Klawans notes that there are ways that being ritually impure can lead to moral impurity. One is that one may refuse to tend to the ritual purifications, thus neglecting the commands of God (see Num 19:13, 20). But this sin here is in the intentional neglect of God’s instructions, not in the ritual impurity itself. Another is entering the sacred precincts while ritually impure (see Lev 7:20-21; 15:31; 22:3-7; see also Num 5:1-4). Accidental violations can be addressed, mind you (see Lev 5:1-13), and I imagine there were any number of accidental or unwitting violations. Again, the sin is in the refusal to observe divine instructions, the willful neglect, not the ritual defilement itself.
Being ritually defiled is a normal experience, but not a morally sinful one. In some circumstances, it is unavoidable. Sometimes ritual defilement actually is obligatory. Most often it simply is natural and normal and commonplace. One was to tend to this ritual defilement with sacrifices and washings of various sorts, and with time. Refusal to do so could betray a heart of disobedience, and that is what would be immoral.
(3) The third characteristic of ritual impurity is that it conveys to persons an impermanent contagion.
Welcome to the world of scholarese, the use of potentially obscuring language in the service of knowledge. Sorry about this. So, the term “contagion” sounds like a disease. I know. An alternative would be communicable, but that isn’t much of an improvement. Well, actually it is in the sense that contagion sound to my ear as if it relates to an airborne virus while communicable sounds a bit more touchy feely. And this latter point is what should be in our minds here. Ritual impurity can be transferred to others by touch or proximity. But it is not permanent, as Klawans explains in the following terms.
The impermanence of this condition of ritual impurity can be seen in such text as Leviticus 15:5, 21, where we find a time condition (or limit) — sundown — for the impurity. In another instance the probation is one week (Num 19), and the ritual implications of birth can last thirty-three or sixty-six days (Lev 12). Purification procedures (e.g., washings) also suggest the impermanence of the defilement.

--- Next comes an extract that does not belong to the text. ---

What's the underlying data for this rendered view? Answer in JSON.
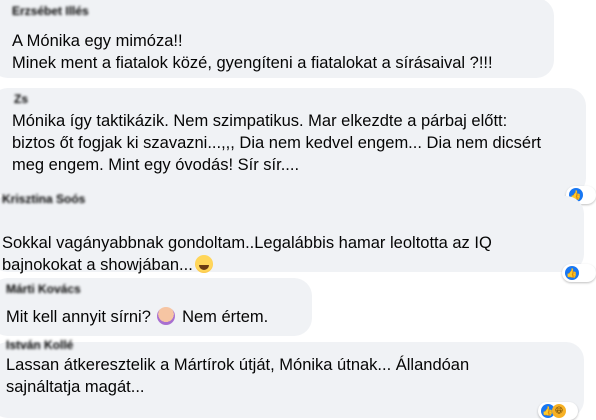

You can see the various limits of the ritually impure state in other texts such as Leviticus 13 and 14. (You are referencing these in your Bible, right? Even reading them, right?) Eventual attainment of ritual purity and full ritual and social inclusion is expected. Klawans sums this up in the following way:
In the final analysis, we hear of no form of ritual impurity that does not have purificatory procedures, from waiting until sundown, to bathing bodies, washing clothes, and performing sacrificial rites. Even when long-lasting, the status of ritual defilement is an impermanent one.
It would be a good investment of time to return to the top of this post and read it through again. This is worth getting a firm grip on these things as we continue this series. In a future post we’ll move ahead in Klawans study to look at what he says about moral impurity. We’ve covered quite enough here.
Until next time.